The 10-year-old boy tried looking for a road to flag down a driver, but the area about 200 miles east of Salt Lake City was too remote. He remembered the survival skills his father taught him and eventually hunkered down between rocks still warm from the sun to shield himself from the cold mountain night.
"It was weird not having anybody with me, but I just kept going. I knew I had to make it back, or my family would be really sad," Malachi said. Over the nearly 30 hours he was missing in the rugged backcountry, he found river water to drink and even tried unsuccessfully to catch a fish with a spear made from a stick.
Meanwhile, dozens of search-and-rescue workers were combing the area on horses and ATVs, as well as in the air, but they couldn't spot Malachi in the wooded terrain.
Back at the campground in the Uinta Mountains, his mother, Molly Chrisman, was on edge. She had heard about a 5-year-old Arizona boy who wandered away from a campsite while chasing grasshoppers and died of exposure.
"I felt like the forest was so huge," she said. "They were showing pictures on a map of how many people they had on the ground, and it felt like it was a tiny amount compared to the vast place that was the forest."
As night fell and temperatures dipped into the 30s, Malachi wrapped his T-shirt around his legs, huddled in his jacket and shielded himself from the weather between the rocks. The residual warmth helped him get through the night, though it also threw off infrared heat detectors used by the search teams as it got dark, police said.
Back at Paul Lake, his father, Danny Bradley, and a friend who had joined them for camping were keeping a fire burning, hoping the boy might wander back on his own. As the hours wore on, Bradley imagined his son alone in the woods and was terrified that he might be hurt.
"I was just hoping he was able to stay warm enough," the father said.
The next day, Malachi heard a police helicopter flying overhead. He knew the searchers aboard the craft couldn't see him through the trees, so he started walking again until he found a clearing.
He stayed there, briefly falling asleep, until a search plane spotted him from the air and a helicopter landed to pick him up Aug. 24.
When she saw it land, his mother was overwhelmed with relief.
"He's healthy and he's coming up and this is going to be all over and it's not a tragedy," Chrisman said, describing her reaction to the news.

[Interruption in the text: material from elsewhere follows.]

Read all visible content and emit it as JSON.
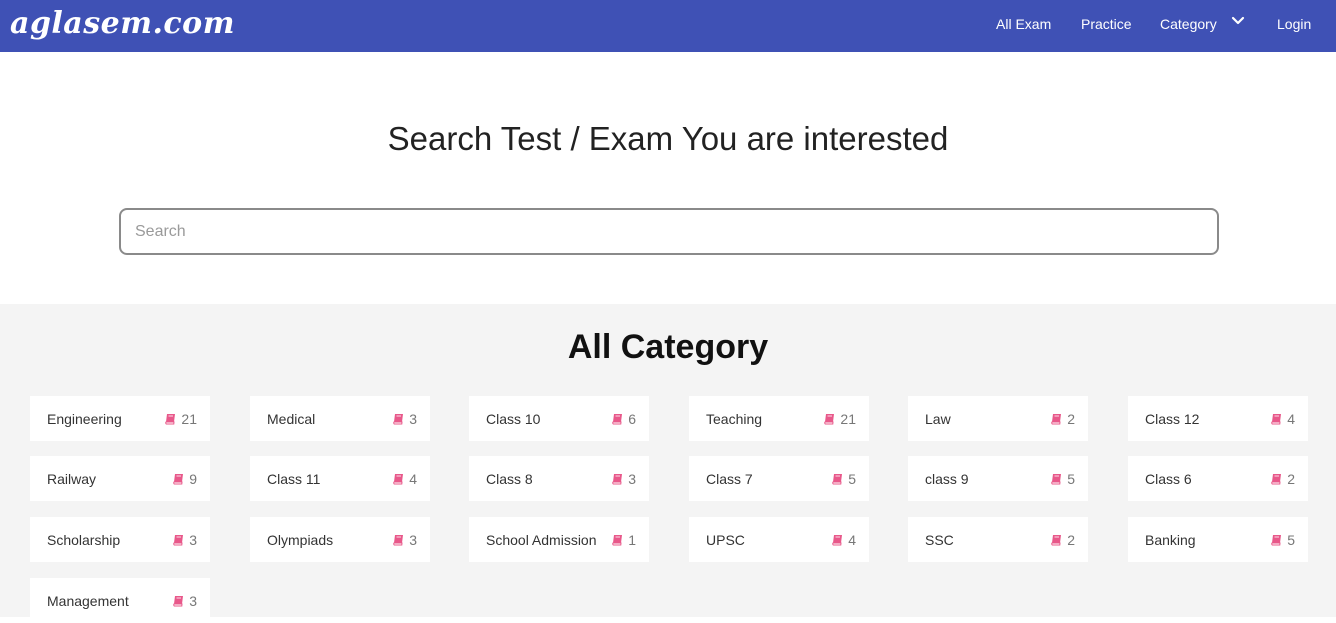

Medical staff on scene declared him cold and hungry but otherwise fine.
Malachi was found about 5 miles southeast of where he went missing, Uintah County Sheriff Vance Norton said. It appeared that he wandered down a ravine and over a hill before he found the clearing.
Though the night was cold, Malachi was lucky that temperatures didn't drop further and no sudden storms developed in the high-elevation area, Norton said.
Malachi said he'll go camping again, but next time he'll stay close to other people.
"I'll learn from my mistakes," he said.